|Main ingredients||Pastry crust, milk, flour, sugar, eggs|
Melktert (/ˈmɛlktɛrt/, Afrikaans for milk tart) is a South African dessert originally created by the Dutch settlers in the "Cape" (South Africa) consisting of a sweet pastry crust containing a custard filling made from milk, flour, sugar and eggs. The ratio of milk to eggs is higher than in a traditional Portuguese custard tart or Chinese egg tart, resulting in a lighter texture and a stronger milk flavour.

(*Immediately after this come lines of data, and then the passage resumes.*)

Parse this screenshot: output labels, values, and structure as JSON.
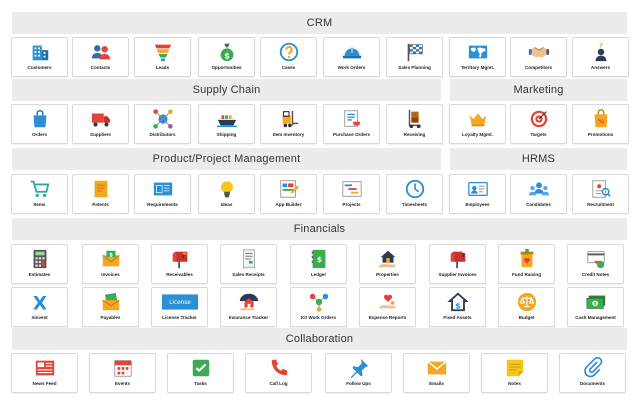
{
  "sections": {
    "crm": "CRM",
    "supply_chain": "Supply Chain",
    "marketing": "Marketing",
    "product_project": "Product/Project Management",
    "hrms": "HRMS",
    "financials": "Financials",
    "collaboration": "Collaboration"
  },
  "crm": [
    "Customers",
    "Contacts",
    "Leads",
    "Opportunities",
    "Cases",
    "Work Orders",
    "Sales Planning",
    "Territory Mgmt.",
    "Competitors",
    "Answers"
  ],
  "supply_chain": [
    "Orders",
    "Suppliers",
    "Distributors",
    "Shipping",
    "Item Inventory",
    "Purchase Orders",
    "Receiving"
  ],
  "marketing": [
    "Loyalty Mgmt.",
    "Targets",
    "Promotions"
  ],
  "product_project": [
    "Items",
    "Patents",
    "Requirements",
    "Ideas",
    "App Builder",
    "Projects",
    "Timesheets"
  ],
  "hrms": [
    "Employees",
    "Candidates",
    "Recruitment"
  ],
  "financials_row1": [
    "Estimates",
    "Invoices",
    "Receivables",
    "Sales Receipts",
    "Ledger",
    "Properties",
    "Supplier Invoices",
    "Fund Raising",
    "Credit Notes"
  ],
  "financials_row2": [
    "Xinvest",
    "Payables",
    "License Tracker",
    "Insurance Tracker",
    "Kit Work Orders",
    "Expense Reports",
    "Fixed Assets",
    "Budget",
    "Cash Management"
  ],
  "collaboration": [
    "News Feed",
    "Events",
    "Tasks",
    "Call Log",
    "Follow Ups",
    "Emails",
    "Notes",
    "Documents"
  ],
  "icon_text": {
    "license": "License",
    "xinvest": "X"
  },
  "colors": {
    "header_bg": "#ececec",
    "tile_border": "#d9d9d9",
    "blue": "#2b8fd6",
    "red": "#e2443a",
    "orange": "#f5a623",
    "green": "#3daa54"
  }
}
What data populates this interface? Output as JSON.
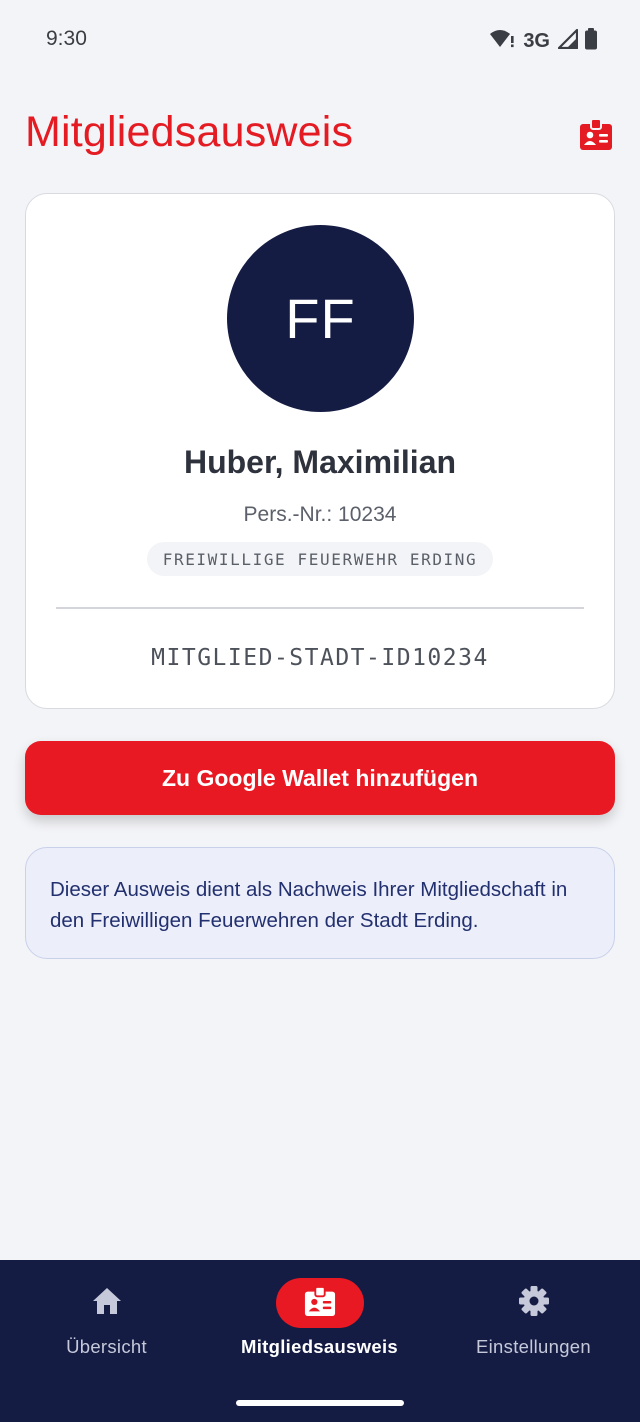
{
  "status_bar": {
    "time": "9:30",
    "network": "3G",
    "icons": [
      "wifi-alert-icon",
      "signal-icon",
      "battery-icon"
    ]
  },
  "header": {
    "title": "Mitgliedsausweis",
    "icon": "id-badge-icon"
  },
  "card": {
    "initials": "FF",
    "name": "Huber, Maximilian",
    "pers_nr": "Pers.-Nr.: 10234",
    "organization": "FREIWILLIGE FEUERWEHR ERDING",
    "member_id": "MITGLIED-STADT-ID10234"
  },
  "wallet_button": {
    "label": "Zu Google Wallet hinzufügen"
  },
  "info": {
    "text": "Dieser Ausweis dient als Nachweis Ihrer Mitgliedschaft in den Freiwilligen Feuerwehren der Stadt Erding."
  },
  "nav": {
    "items": [
      {
        "label": "Übersicht",
        "icon": "home-icon",
        "active": false
      },
      {
        "label": "Mitgliedsausweis",
        "icon": "id-badge-icon",
        "active": true
      },
      {
        "label": "Einstellungen",
        "icon": "gear-icon",
        "active": false
      }
    ]
  },
  "colors": {
    "accent": "#e81922",
    "navy": "#151c43",
    "background": "#f3f4f7",
    "info_text": "#23306f"
  }
}
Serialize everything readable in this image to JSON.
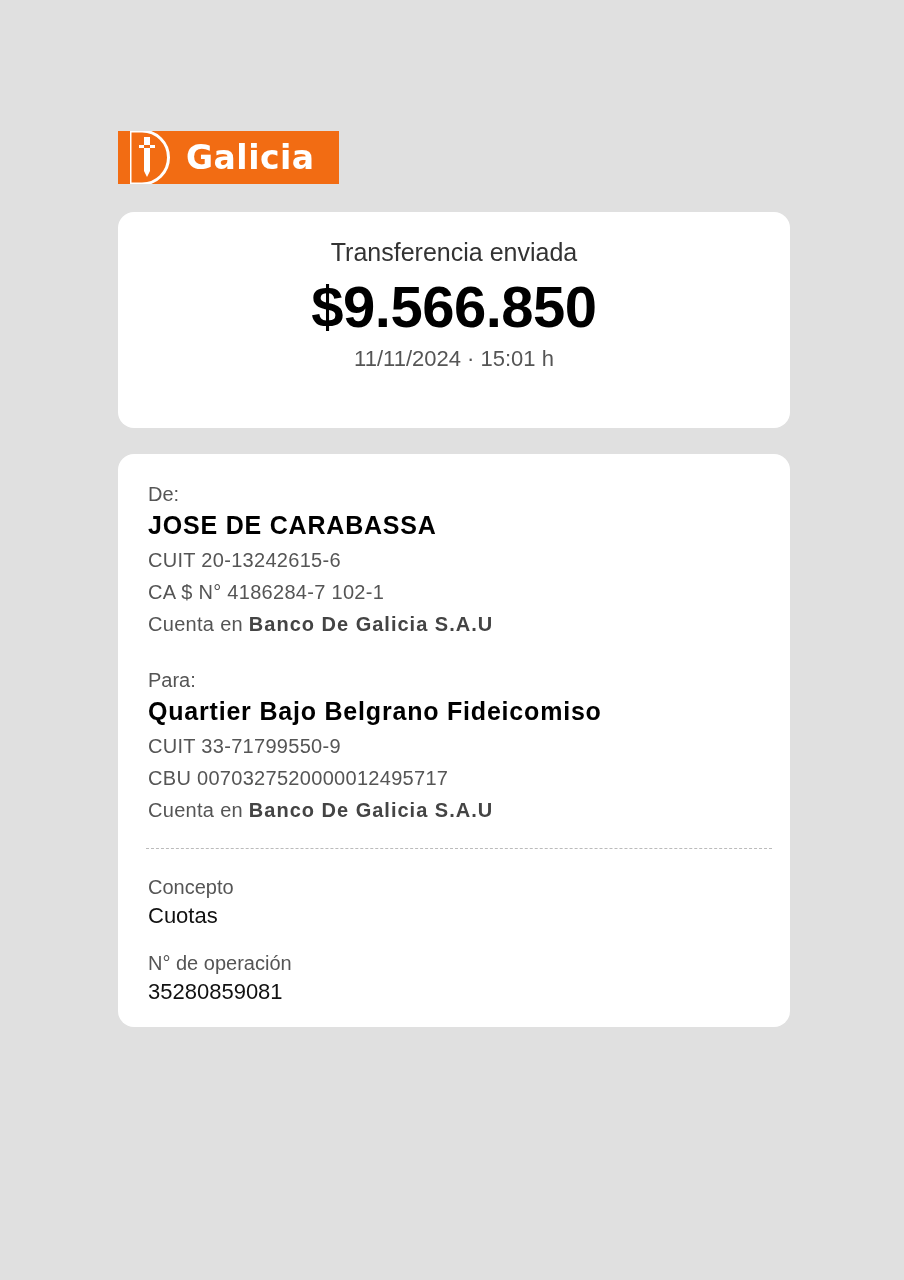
{
  "logo": {
    "text": "Galicia"
  },
  "summary": {
    "title": "Transferencia enviada",
    "amount": "$9.566.850",
    "datetime": "11/11/2024 · 15:01 h"
  },
  "parties": [
    {
      "label": "De:",
      "name": "JOSE DE CARABASSA",
      "lines": [
        "CUIT 20-13242615-6",
        "CA $ N° 4186284-7 102-1",
        "Cuenta en **Banco De Galicia S.A.U**"
      ]
    },
    {
      "label": "Para:",
      "name": "Quartier Bajo Belgrano Fideicomiso",
      "lines": [
        "CUIT 33-71799550-9",
        "CBU 0070327520000012495717",
        "Cuenta en **Banco De Galicia S.A.U**"
      ]
    }
  ],
  "details": [
    {
      "label": "Concepto",
      "value": "Cuotas"
    },
    {
      "label": "N° de operación",
      "value": "35280859081"
    }
  ]
}
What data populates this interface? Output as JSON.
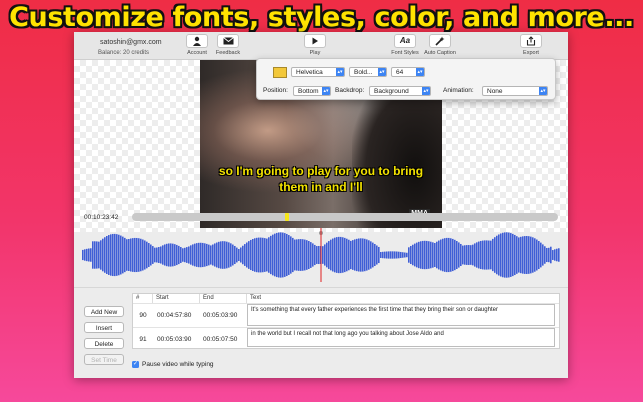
{
  "headline": "Customize fonts, styles, color, and more...",
  "account": {
    "email": "satoshin@gmx.com",
    "balance": "Balance: 20 credits"
  },
  "toolbar": {
    "account_label": "Account",
    "feedback_label": "Feedback",
    "play_label": "Play",
    "font_styles_label": "Font Styles",
    "auto_caption_label": "Auto Caption",
    "export_label": "Export",
    "font_styles_icon_glyph": "Aa"
  },
  "style_popover": {
    "text_color": "#f3c83a",
    "font_family": "Helvetica",
    "font_weight": "Bold...",
    "font_size": "64",
    "position_label": "Position:",
    "position_value": "Bottom",
    "backdrop_label": "Backdrop:",
    "backdrop_value": "Background",
    "animation_label": "Animation:",
    "animation_value": "None"
  },
  "video": {
    "caption_line1": "so I'm going to play for you to bring",
    "caption_line2": "them in and I'll",
    "watermark": "MMA"
  },
  "timeline": {
    "timecode": "00:10:23:42",
    "progress": 0.36,
    "playhead": 0.5
  },
  "buttons": {
    "add_new": "Add New",
    "insert": "Insert",
    "delete": "Delete",
    "set_time": "Set Time"
  },
  "pause_checkbox": {
    "label": "Pause video while typing",
    "checked": true
  },
  "table": {
    "headers": [
      "#",
      "Start",
      "End",
      "Text"
    ],
    "rows": [
      {
        "num": "90",
        "start": "00:04:57:80",
        "end": "00:05:03:90",
        "text": "It's something that every father experiences the first time that they bring their son or daughter"
      },
      {
        "num": "91",
        "start": "00:05:03:90",
        "end": "00:05:07:50",
        "text": "in the world but I recall not that long ago you talking about Jose Aldo and"
      }
    ]
  },
  "colors": {
    "accent": "#3d84f3",
    "caption": "#f3e200",
    "waveform": "#3f5ed6",
    "playhead": "#e02020"
  }
}
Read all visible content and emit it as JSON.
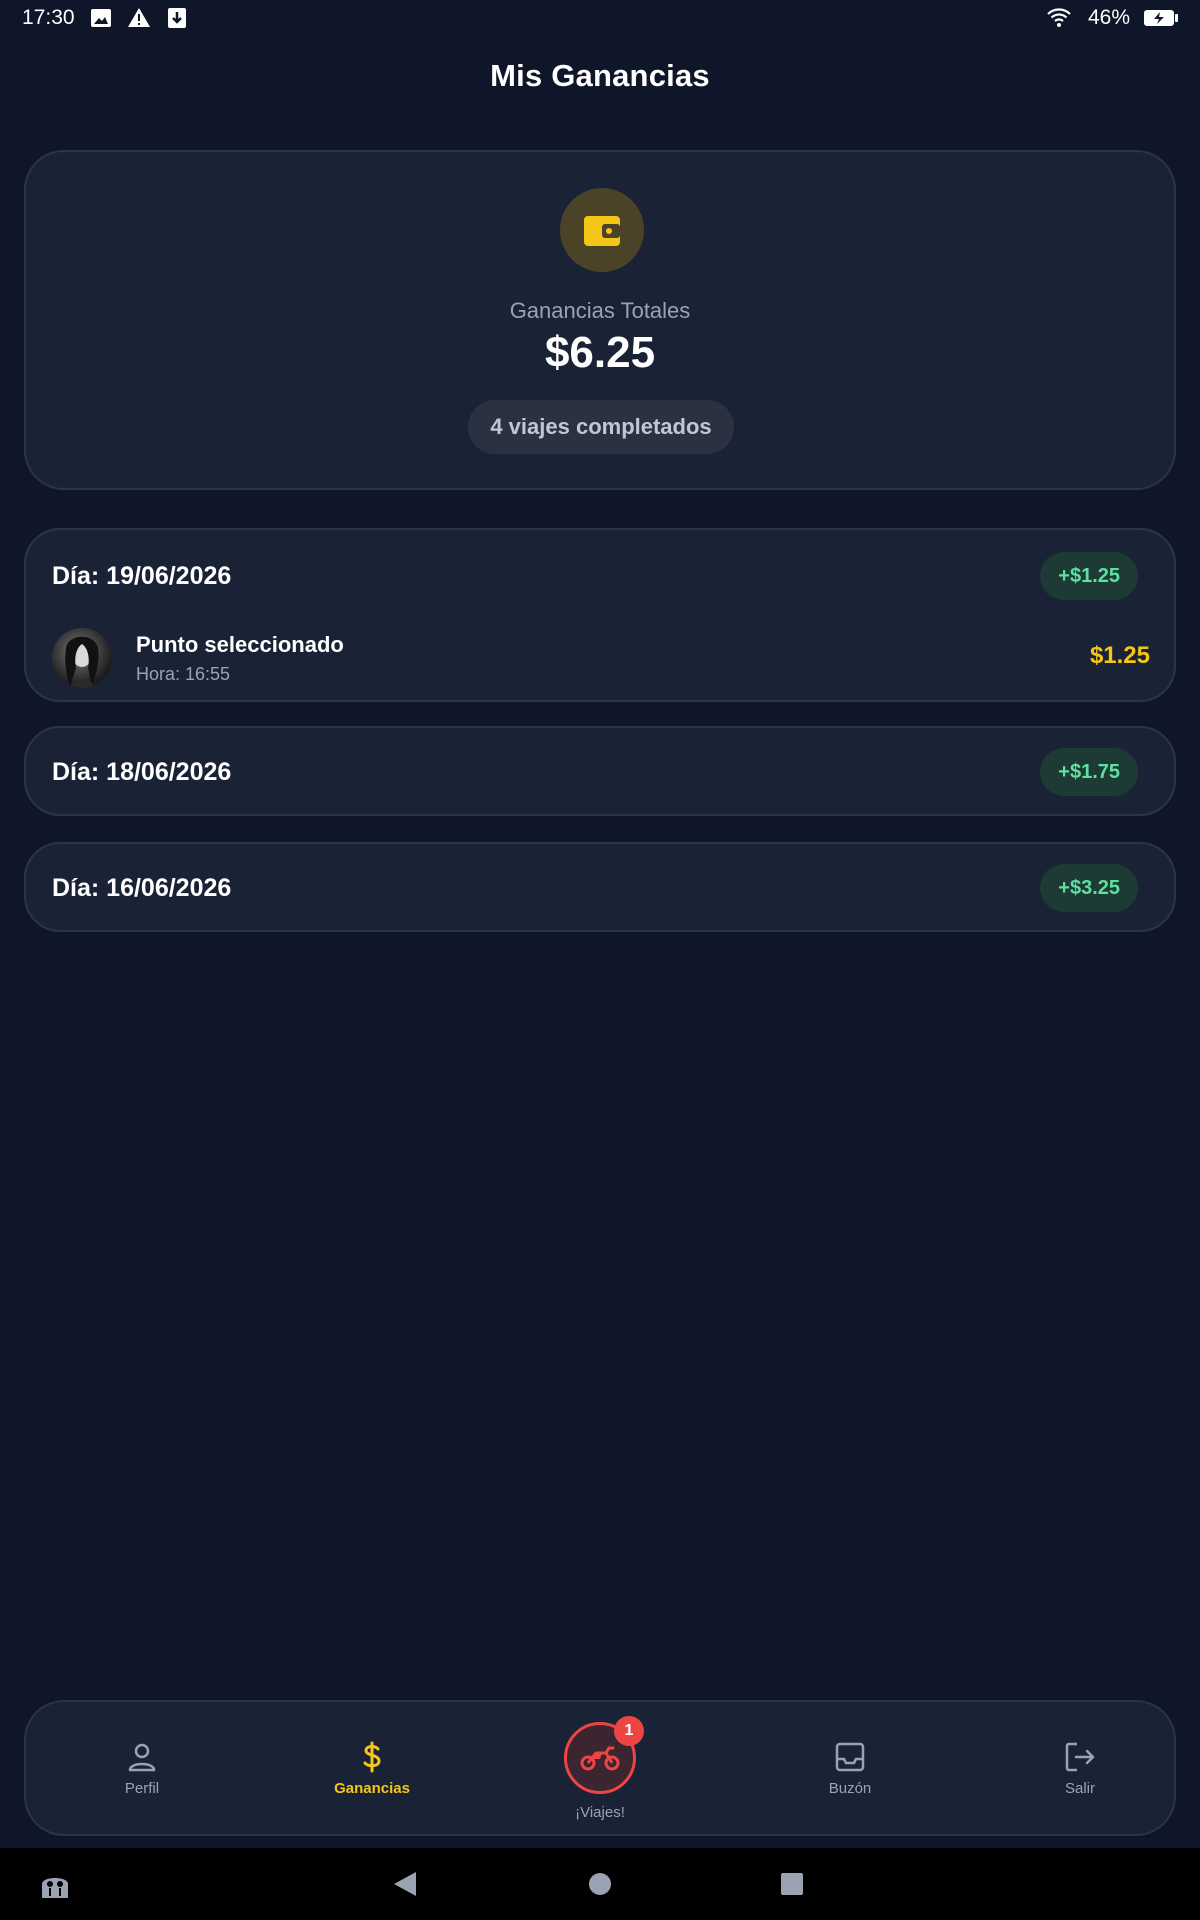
{
  "status_bar": {
    "time": "17:30",
    "battery": "46%"
  },
  "header": {
    "title": "Mis Ganancias"
  },
  "summary": {
    "label": "Ganancias Totales",
    "amount": "$6.25",
    "trips_completed": "4 viajes completados",
    "icon": "wallet-icon"
  },
  "days": [
    {
      "date": "Día: 19/06/2026",
      "total": "+$1.25",
      "trips": [
        {
          "name": "Punto seleccionado",
          "time": "Hora: 16:55",
          "amount": "$1.25"
        }
      ]
    },
    {
      "date": "Día: 18/06/2026",
      "total": "+$1.75",
      "trips": []
    },
    {
      "date": "Día: 16/06/2026",
      "total": "+$3.25",
      "trips": []
    }
  ],
  "nav": {
    "perfil": "Perfil",
    "ganancias": "Ganancias",
    "viajes": "¡Viajes!",
    "viajes_badge": "1",
    "buzon": "Buzón",
    "salir": "Salir"
  },
  "colors": {
    "background": "#0f1629",
    "card": "#1a2335",
    "accent": "#f5c518",
    "positive": "#5ee0a0",
    "alert": "#ef4444"
  }
}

The dessert originated among settlers at the Dutch Cape Colony in the 17th century, and is believed to have developed from the Dutch mattentaart, a cheesecake-like dessert which was included in the cookbook Een Notabel Boexcken Van Cokeryen (A Notable Book of Cookery) published by Thomas van der Noot around 1514. Some recipes require that the custard be baked in the crust, while others call for the custard to be prepared in advance, and then placed in the crust before serving. Cinnamon is often sprinkled over its surface, and the milk used for the custard may also be infused with a cinnamon stick before preparation. A staple at church fetes and home industries, and commonplace in South African supermarkets, melktert may be served chilled or at room temperature, or slightly warmed.